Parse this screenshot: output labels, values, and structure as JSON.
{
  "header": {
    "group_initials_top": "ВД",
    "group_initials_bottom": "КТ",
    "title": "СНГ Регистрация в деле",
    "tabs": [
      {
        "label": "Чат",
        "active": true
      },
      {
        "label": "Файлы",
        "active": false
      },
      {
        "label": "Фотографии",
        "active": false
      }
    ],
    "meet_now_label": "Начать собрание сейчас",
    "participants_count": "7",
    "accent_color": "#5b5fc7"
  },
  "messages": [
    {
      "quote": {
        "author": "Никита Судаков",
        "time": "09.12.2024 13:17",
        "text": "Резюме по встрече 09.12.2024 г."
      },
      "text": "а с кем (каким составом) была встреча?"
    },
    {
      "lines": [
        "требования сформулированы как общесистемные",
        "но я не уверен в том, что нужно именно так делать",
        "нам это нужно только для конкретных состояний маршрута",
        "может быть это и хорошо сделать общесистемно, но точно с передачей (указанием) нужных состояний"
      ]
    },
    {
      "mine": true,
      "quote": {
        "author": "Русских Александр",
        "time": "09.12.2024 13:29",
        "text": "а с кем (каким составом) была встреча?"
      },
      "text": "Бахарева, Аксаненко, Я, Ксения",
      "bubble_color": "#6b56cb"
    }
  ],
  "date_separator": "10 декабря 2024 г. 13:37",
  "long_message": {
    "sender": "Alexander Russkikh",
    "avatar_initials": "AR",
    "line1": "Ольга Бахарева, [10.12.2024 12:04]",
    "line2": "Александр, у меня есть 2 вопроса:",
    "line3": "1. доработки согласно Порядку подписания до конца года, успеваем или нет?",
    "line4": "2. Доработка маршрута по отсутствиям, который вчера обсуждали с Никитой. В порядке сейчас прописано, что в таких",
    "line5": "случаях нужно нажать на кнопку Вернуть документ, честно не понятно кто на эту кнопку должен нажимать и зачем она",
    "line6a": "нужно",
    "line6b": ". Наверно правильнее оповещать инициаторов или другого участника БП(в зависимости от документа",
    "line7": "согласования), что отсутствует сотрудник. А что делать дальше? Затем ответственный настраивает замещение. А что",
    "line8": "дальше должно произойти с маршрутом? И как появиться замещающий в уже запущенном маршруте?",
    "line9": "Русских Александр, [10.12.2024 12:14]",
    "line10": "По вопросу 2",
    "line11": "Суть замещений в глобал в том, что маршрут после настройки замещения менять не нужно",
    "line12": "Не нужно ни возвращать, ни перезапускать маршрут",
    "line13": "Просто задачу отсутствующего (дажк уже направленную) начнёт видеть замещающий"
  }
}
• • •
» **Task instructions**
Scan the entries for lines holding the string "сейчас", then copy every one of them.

» **Output for this task**
    "meet_now_label": "Начать собрание сейчас",
    "line4": "2. Доработка маршрута по отсутствиям, который вчера обсуждали с Никитой. В порядке сейчас прописано, что в таких",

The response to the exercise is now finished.